Instructions for the task: Please give back each line of the material unchanged, but without the images.

........

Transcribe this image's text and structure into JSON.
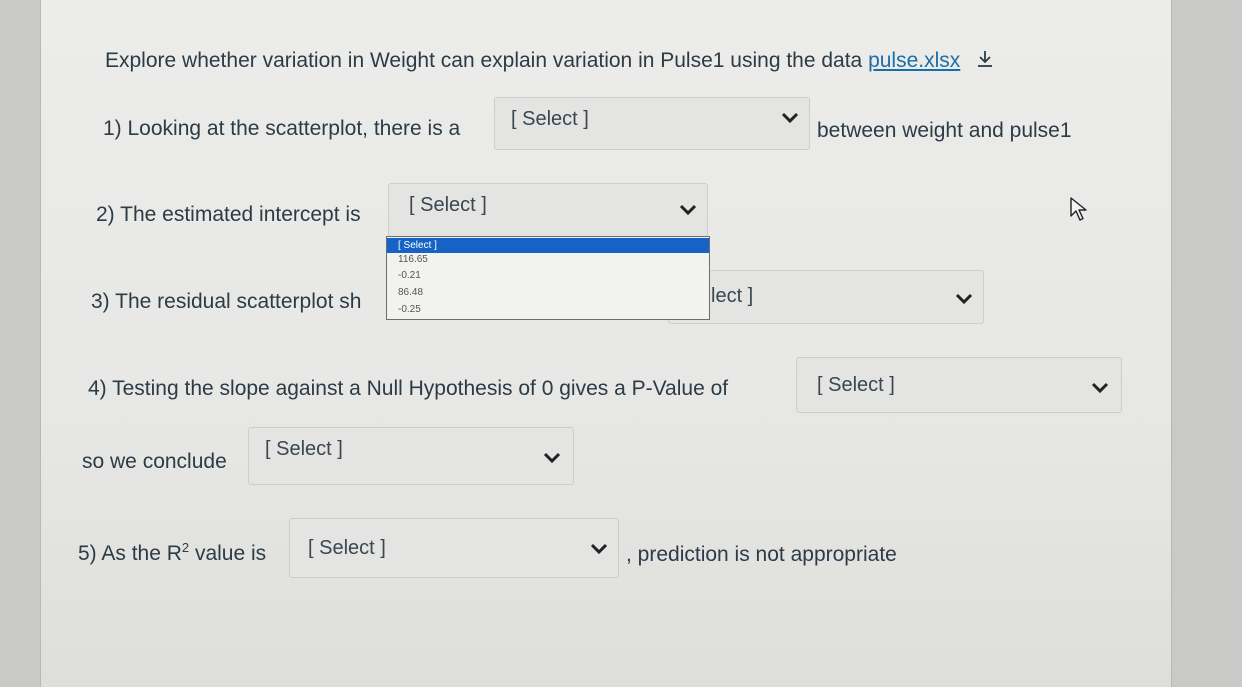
{
  "intro": {
    "text": "Explore whether variation in Weight can explain variation in Pulse1 using the data",
    "link": "pulse.xlsx"
  },
  "q1": {
    "prefix": "1) Looking at the scatterplot, there is a",
    "select": "[ Select ]",
    "suffix": "between weight and pulse1"
  },
  "q2": {
    "prefix": "2) The estimated intercept is",
    "select": "[ Select ]",
    "options": [
      "[ Select ]",
      "116.65",
      "-0.21",
      "86.48",
      "-0.25"
    ]
  },
  "q3": {
    "prefix": "3) The residual scatterplot sh",
    "select_partial": "lect ]"
  },
  "q4": {
    "prefix": "4) Testing the slope against a Null Hypothesis of 0 gives a P-Value of",
    "select": "[ Select ]",
    "conclude_prefix": "so we conclude",
    "conclude_select": "[ Select ]"
  },
  "q5": {
    "prefix": "5) As the R",
    "superscript": "2",
    "prefix_end": " value is",
    "select": "[ Select ]",
    "suffix": ", prediction is not appropriate"
  },
  "icons": {
    "download": "download-icon",
    "chevron": "chevron-down-icon",
    "cursor": "mouse-pointer-icon"
  }
}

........

Answer section:
Transcribe this image's text and structure into JSON.
{
  "intro": {
    "text": "Explore whether variation in Weight can explain variation in Pulse1 using the data",
    "link": "pulse.xlsx"
  },
  "q1": {
    "prefix": "1) Looking at the scatterplot, there is a",
    "select": "[ Select ]",
    "suffix": "between weight and pulse1"
  },
  "q2": {
    "prefix": "2) The estimated intercept is",
    "select": "[ Select ]",
    "options": [
      "[ Select ]",
      "116.65",
      "-0.21",
      "86.48",
      "-0.25"
    ]
  },
  "q3": {
    "prefix": "3) The residual scatterplot sh",
    "select_partial": "lect ]"
  },
  "q4": {
    "prefix": "4) Testing the slope against a Null Hypothesis of 0 gives a P-Value of",
    "select": "[ Select ]",
    "conclude_prefix": "so we conclude",
    "conclude_select": "[ Select ]"
  },
  "q5": {
    "prefix": "5) As the R",
    "superscript": "2",
    "prefix_end": " value is",
    "select": "[ Select ]",
    "suffix": ", prediction is not appropriate"
  },
  "icons": {
    "download": "download-icon",
    "chevron": "chevron-down-icon",
    "cursor": "mouse-pointer-icon"
  }
}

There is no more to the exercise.